Conceptual theories and practices about the unthought known

CONCEPTUAL FRAMEWORKS

The Unthought Known is an idea first framed by Christopher Bollas. In 1987, Bollas published The Shadow of the Object. In this book, he describes the Unthought Known as experiences we've all had where we get a sense that we know something but that, try as we might, we simply cannot consciously grasp or put into words what it is we're knowing. For Bollas, these ethereal moments are the times and places where memory traces laid down early in our lives -- either in utero or sometime during the first several months of our lives -- pop back up in our current lives as troubling doldrums, "almost" memories, or persistently painful relationships. These traces are what Bollas calls  "preverbal, unschematized experiences" that were etched into our brain well before we'd ever developed thought or language. Unthought Knows are memories without words.

 Bollas identified three types of Unthought Known experiences: 

  • Recurring moods that we have, bodily sensations both fresh and new while also strangely familiar that come unbidden to us in certain kinds of situations.
  • Deeply implicit, preternatural instincts, feelings that carry untouchable impressions about the rules governing our relationships which, once again, show up in vaguely familiar circumstances and situations.  
  • Trace experiences about love, belonging, and beauty; fleetingly impressions of transcendent experience that were captured in our neuronal circuitry before we developed thought or language, sensations that we now feel only occasionally.

All three of these early experiences are preverbal, unschmatized experiences, what today's most experienced clinicians now see as walled off, disconnected in utero experiences that we've stored in what has become Unthought Known regions of our brains. It's like there are scars covering our preverbal, unschematized infant wounds. Here at TLO, we've taken to remembering these Unthought Known experiences by a name that Dr. Seuss coined in his book, Oh, the Places You'll Go!; what he called "Bang-ups, Hang-ups and Windows Not Lighted" Challenges. 

 

The Unthought Known's Pioneers

Christopher Bollas was the first clinician who specifically explored the Unthought Known. However, in the later part of the 19th Century, Sigmund Freud had already investigated what he, at that point, labeled "repetition compulsions." Back then, Freud hypothesized that human beings are constantly trying to repair the early intra-psychic wounds that were still causing them pain, either by seizing on present day situations and people to resurface, reclaim, and repair the trace memories these current situations and people evoked. The repetitive use of current situations to re-enact old wounds, for Freud, was how he thought we unconsciously try to repair our Unthought Knowns' painful preverbal, unschematized memory traces.

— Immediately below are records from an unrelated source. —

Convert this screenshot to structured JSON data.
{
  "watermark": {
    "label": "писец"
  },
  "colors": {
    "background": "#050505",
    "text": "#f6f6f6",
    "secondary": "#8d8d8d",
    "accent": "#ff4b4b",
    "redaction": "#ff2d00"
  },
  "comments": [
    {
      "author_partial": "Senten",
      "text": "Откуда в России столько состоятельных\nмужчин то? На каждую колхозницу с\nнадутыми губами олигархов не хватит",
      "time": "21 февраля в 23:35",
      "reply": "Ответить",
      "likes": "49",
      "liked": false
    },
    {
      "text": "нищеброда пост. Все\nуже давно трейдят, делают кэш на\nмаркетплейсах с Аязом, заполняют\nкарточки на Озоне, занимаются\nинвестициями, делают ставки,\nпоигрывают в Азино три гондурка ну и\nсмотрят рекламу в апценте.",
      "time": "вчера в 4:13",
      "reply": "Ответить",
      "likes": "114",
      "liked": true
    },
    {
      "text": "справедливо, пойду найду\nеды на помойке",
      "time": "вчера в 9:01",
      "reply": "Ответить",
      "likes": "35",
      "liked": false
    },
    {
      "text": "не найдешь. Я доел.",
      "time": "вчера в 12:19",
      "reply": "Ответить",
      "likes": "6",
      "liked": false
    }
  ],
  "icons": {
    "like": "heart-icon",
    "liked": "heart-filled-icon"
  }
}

Wilfred Bion also investigated this phenomena, looking at the ways his patients tried to transform what he called  their "beta-elements" (i.e., "unmetabolized experiences") into "alpha elements"  (i.e., "thoughts they can think"). Donald Winnicott explored the connection between what he called our False and our True Selves. Most recently, Robert Scaer has been thinking about what he's calling our "dissociation capsules," the parts of our brain where we record and store un-integrated traumatic experiences. 

If Freud, Bion, Winnicott, Scaer, and Bollas are right, and our brains and minds really are committed to repairing the Unthought Known wounds we suffered early in our lives, then they're also right that, behind the scenes, each of us has neural pathways in our brain that are constantly activating old trace memories in an effort to heal our Unthought Known wounds. These pathways do this by constantly scanning our environments looking for people, places, and circumstances that have similar looks and feels to those early experiences until a viable situation shows up. When this happens, our neural pathways apparently have ways to tease us with a mood, a preternatural instinct, or a fleeting sense of longing that, if attended to in the right way, can ever so slightly open a doorway that leads to the minimally functioning neural structures  stored in Scaer's dissociation capsules. Repetition compulsions, the transformation of beta-elements into alpha-elements, and the nurturance of our True Selves; all seemingly are nuanced ways of describing the Unthought Known and its fundamental issues and processes that Bollas described in his book, The Shadow of the Object.

 

The Unthought Known's Poetic Doorway

Jane Hirshfield, one of America's most accomplished poets, seems to know something about all this. For example, in her book of essays titled Nine Gates: Entering the Mind of Poetry, she comments:

"Poems do not make appointments with their subject---they stalk them...And when at last the leap comes, it is most often...from the side, the rear, an overhead perch, from some word-blind woven of brush or shadow or fire...There is a shyness at the core of existence...There are things we can possess only by following them into the realm of disguise."

It seems to us here at TLO that this quote suggests two important possibilities to those of us who are interested in helping others continue or complete their transformational journeys. Occasionally, there will be people, situations, and circumstances that we and both our private and our organizational thought partners can explore only by following the doorways described above into their "realms of disguise". In the months to come, this idea is precisely what we're committed to exploring here in TLO's Unthought Known Resource Center.